Opinion, Teaching

Including Ourselves and Our Students in the Room of Possibility

Belonging uncertainty: a shift in perspective

On the first day of my masters (about 7 years ago now?! Seriously, Time, slow down) I surveyed the adults around me – some of them principals, some vice principals, and all of them serious looking – and panicked and it dawned on me: “I don’t belong here.”


At the first break, I gathered some courage and approached one of the instructors to tell her about the problem. You know, about how I didn’t belong there.

She threw me a razor sharp look and said, “Brooke – if you had the balls to stop giving marks, you have the balls to be here.”

Um. Okay. With one statement and a laser-certain stare, Linda cured my “belonging uncertainty”. So I stayed.

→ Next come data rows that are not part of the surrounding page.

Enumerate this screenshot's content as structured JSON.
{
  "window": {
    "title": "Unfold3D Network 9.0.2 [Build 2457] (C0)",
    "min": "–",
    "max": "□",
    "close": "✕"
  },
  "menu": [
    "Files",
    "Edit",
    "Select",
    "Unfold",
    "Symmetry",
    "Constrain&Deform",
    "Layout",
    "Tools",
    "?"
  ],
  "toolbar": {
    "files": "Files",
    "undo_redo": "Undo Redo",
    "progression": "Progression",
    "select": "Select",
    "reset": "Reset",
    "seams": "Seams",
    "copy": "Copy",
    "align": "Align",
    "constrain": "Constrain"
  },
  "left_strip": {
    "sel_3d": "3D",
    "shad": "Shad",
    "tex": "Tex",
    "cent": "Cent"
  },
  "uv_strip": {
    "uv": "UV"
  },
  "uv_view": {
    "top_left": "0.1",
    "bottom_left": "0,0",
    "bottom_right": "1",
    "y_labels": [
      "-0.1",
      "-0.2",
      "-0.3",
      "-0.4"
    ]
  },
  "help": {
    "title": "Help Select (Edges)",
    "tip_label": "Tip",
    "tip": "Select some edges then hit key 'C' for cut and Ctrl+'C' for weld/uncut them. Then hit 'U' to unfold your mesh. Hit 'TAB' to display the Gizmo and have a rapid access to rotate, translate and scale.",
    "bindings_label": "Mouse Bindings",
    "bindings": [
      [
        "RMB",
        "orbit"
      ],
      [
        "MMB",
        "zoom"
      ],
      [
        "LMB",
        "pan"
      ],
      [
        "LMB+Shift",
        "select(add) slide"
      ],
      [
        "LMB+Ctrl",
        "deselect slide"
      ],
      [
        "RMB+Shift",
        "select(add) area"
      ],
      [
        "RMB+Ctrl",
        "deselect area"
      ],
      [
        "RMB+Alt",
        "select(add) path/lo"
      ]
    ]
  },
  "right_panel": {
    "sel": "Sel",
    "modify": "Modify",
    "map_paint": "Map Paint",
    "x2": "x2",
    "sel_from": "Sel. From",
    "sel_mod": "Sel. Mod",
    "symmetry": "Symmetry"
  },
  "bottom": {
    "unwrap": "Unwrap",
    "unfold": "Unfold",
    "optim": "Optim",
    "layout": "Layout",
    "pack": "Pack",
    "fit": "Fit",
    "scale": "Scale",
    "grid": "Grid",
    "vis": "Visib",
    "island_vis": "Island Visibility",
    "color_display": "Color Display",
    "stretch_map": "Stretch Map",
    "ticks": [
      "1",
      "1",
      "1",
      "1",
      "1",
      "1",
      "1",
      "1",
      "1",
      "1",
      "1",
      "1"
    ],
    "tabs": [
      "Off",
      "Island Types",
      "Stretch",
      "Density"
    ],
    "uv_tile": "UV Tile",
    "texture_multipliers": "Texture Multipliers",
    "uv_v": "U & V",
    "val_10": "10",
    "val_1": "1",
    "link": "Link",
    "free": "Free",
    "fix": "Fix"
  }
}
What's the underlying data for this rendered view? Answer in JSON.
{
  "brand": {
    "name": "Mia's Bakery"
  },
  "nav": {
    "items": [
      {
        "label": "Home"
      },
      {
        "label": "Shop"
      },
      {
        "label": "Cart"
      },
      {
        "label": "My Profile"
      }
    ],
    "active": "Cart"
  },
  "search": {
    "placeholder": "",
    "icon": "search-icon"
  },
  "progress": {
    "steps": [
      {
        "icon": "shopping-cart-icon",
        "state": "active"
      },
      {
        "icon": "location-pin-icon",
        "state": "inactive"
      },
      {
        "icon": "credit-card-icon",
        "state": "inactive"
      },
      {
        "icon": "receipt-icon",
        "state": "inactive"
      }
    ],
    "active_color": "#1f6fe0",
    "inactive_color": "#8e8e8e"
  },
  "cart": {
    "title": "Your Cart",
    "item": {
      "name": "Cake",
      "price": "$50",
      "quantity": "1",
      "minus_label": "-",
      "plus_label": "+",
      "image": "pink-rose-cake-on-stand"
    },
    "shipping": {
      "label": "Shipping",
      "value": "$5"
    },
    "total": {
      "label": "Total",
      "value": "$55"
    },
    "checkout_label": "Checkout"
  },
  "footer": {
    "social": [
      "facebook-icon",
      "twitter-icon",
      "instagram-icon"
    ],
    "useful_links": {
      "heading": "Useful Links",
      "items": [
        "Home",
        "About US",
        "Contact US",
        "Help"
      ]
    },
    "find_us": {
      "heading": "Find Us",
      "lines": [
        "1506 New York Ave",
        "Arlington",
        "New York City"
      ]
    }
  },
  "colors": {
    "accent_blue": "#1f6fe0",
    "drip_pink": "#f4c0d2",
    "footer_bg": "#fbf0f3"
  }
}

Flash forward to Delta MakerLab’s summer camp for 9 – 13 year olds last month: out of fourteen makers, two were girls. I popped in during the week to learn about 3D modeling and how to code; I kept looking at the girls and wondering about their experience in this predominantly male environment. Finally, I asked them what it was like to be the only girls.

“We’re all kind of similar; we all like to create stuff,” one said while tinkering with the robot bug she had made.

Oh, I thought. When I looked at these kids I kept seeing division because of a gender imbalance. But deeply engaged in their learning, these girls saw themselves belonging in a community of similarly engaged and motivated peers.

All this makes me wonder about how much energy I put into making categories where some people belong and others do not. The categories, however, are not the stereotypical ones that come to mind.

I don’t, for instance, see myself as a mathematician. In a room of math-lovers, I have belonging uncertainty. However, I do see myself as a problem solver. I see myself as creative, curious, and inquisitive. I see myself as persistent and thoughtful. Perhaps I am more like those math-lovers than I think. Perhaps I do belong in the room.

And if I belong in the room, perhaps I might even like math. At the very least, liking math becomes a possibility.

I’m talking about shifting our mindsets towards a stance of belonging rather than suspicion about not belonging. If we do not shift our mindsets in this way we limit ourselves and others.

Many elementary school teachers who teach math, for example, don’t actually like math or see themselves as mathematicians. Rather than inviting this math-baggage into our interactions with highly impressionable children who notice our nuanced attitudes, let’s place ourselves “in the room” with math lovers and look for the ways we belong. Because if we model belonging, everyone is in the room.